This variety and opulence of taste derives from the incredible mix of the different gastronomic traditions of the populations that have inhabited it and that have left their mark. Citrus fruits and rice were brought by the Arabs. Also pasta, which is now considered quintessentially Italian, but which was originally used by the Arab nomadic populations because it is easily transportable and non perishable.
Salted ricotta, honey and tanned olives come from Magna Grecia, bean curd and the way of cooking cuttlefish by the Romans, while the use of eggplant has Spanish origins.
The sumptuousness, chromatic richness and the structural complexity are also and above all found in the pastry known all over the world, Cannolo.

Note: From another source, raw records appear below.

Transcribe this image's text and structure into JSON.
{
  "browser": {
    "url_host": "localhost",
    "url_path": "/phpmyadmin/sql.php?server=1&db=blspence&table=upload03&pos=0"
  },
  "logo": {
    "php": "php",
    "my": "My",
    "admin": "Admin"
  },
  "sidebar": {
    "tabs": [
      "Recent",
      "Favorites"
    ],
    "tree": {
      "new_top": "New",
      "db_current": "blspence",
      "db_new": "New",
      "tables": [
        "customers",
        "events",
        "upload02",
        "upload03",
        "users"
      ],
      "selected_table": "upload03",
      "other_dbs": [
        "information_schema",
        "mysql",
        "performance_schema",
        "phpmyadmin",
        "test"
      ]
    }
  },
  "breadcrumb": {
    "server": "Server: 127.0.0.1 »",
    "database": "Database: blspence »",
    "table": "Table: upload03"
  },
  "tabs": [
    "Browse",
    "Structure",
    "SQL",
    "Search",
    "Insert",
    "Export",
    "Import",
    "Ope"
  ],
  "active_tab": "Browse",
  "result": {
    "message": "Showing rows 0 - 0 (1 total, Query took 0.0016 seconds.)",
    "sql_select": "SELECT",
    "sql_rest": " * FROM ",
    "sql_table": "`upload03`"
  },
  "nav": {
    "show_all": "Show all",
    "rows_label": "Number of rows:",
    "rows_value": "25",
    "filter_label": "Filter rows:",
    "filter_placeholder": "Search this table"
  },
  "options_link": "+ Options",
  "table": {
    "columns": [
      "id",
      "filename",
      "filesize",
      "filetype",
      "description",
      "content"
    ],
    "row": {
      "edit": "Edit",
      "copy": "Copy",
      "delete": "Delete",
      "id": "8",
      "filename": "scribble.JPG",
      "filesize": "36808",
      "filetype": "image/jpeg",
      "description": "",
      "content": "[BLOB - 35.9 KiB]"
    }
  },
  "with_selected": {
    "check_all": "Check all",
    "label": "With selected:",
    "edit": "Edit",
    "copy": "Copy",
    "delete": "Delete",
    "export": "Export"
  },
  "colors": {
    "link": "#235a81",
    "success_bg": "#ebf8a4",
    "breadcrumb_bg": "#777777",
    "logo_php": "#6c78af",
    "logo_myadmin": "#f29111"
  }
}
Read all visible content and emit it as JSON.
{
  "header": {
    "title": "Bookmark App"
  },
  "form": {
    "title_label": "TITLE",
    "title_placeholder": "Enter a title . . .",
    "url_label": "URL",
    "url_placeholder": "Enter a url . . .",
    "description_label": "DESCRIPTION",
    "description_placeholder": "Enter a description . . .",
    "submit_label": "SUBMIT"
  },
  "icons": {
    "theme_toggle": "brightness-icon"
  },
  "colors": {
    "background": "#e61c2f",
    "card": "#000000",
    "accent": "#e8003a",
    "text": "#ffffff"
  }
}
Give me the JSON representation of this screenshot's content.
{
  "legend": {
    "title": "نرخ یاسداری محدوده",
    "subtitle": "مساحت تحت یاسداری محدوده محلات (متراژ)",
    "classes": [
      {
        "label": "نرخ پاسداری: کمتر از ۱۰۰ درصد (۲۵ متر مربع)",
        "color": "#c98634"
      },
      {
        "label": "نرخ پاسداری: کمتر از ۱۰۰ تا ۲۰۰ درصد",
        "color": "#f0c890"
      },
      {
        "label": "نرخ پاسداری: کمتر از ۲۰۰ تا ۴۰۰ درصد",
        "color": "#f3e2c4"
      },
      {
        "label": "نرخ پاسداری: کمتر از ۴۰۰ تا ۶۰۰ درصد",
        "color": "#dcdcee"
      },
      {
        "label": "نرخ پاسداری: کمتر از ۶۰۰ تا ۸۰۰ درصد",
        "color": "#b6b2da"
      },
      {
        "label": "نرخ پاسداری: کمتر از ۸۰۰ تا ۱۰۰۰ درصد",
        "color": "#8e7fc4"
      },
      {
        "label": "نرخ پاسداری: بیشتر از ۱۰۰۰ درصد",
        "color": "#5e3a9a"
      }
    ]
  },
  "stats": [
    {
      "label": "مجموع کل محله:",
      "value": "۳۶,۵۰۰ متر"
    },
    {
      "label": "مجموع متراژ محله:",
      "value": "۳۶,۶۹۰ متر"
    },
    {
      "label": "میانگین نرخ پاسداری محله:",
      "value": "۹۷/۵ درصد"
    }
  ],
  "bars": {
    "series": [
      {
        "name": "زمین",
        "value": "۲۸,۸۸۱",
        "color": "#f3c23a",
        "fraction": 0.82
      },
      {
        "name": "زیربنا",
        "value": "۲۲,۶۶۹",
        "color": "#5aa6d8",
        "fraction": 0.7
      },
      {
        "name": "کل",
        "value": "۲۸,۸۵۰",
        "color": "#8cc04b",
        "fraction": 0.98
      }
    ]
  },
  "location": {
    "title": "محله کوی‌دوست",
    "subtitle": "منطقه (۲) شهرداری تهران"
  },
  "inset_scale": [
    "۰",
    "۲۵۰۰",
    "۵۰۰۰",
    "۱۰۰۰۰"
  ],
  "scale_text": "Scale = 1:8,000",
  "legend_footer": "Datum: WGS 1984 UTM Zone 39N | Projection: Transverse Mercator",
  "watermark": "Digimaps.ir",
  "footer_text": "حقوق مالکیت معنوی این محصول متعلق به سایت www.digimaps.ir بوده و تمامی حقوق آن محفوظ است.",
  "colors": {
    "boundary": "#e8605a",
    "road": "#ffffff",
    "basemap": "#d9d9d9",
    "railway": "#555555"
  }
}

Next to it, the less well known Cassata deserves a place of honor.
This seduction of flavor, even induced the nuns of the female monasteries to dedicate themselves to the creation of rich and imaginative sweets. Even today, in a cloistered monastery in the heart of Palermo, this ancient confectionery tradition survives. Going up the stairs and entering the old kitchen, you find yourself in front of a triumph of colors and smells and there, displayed in a corner, lays the magnificent cannolo.The crust is crisped according to tradition, the ricotta is sublime and closing your eyes you let yourself be dragged into the carousel of flavors.
Walking through the streets of the cities, an inviting perfume pushes us to get acquainted with Arancina, a small timbale of which there are a hundred variations, both in the ingredients and in shape. This delicious street food is enjoyed throughout the world.
The tradition of viticulture in Sicily dates from prehistoric times. The chemical analysis of jars found near Sciacca and Caltagirone, going back to the Copper Age, reveals that they contained wine.
The impulse to viticulture was the work of the Phoenicians and the Greeks then spread it throughout the region.
In the modern era, in 1773, thanks to the experience of an English merchant, Marsala was born, the first DOC wine in our history.
Sicily produces excellent white and red wines, some from autochthonous grapes such as: Catarratto, fragrant with white flowers; Grillo, with a tropical aroma with hints of jasmine and white flowers; Inzolia, one of the finest white wines with a fruity aroma and vanilla notes; Nero d’Avola, markedly alcoholic with hints of berry, cherry, plum and spicy notes; the rare Zibibbo, sweet wine with a fruity flavor with notes of almond and orange blossom; and red or white Malvasia, a fortified wine with an intense aroma.
Other famous dessert wines are the Passito di Pantelleria, with a hint of fruit, orange blossom, almond, and ginger, also Moscato di Noto and Siracusa, that hold an aromatic taste with unmistakable notes of citrus, honey and candied fruit.
Sicily, with its long and multifaceted history of people in movement, is a land that knows how to welcome everyone as like family. Here, you never feel out of place because of the warmth of its people, the beauty of nature, its art and its gastronomic delights.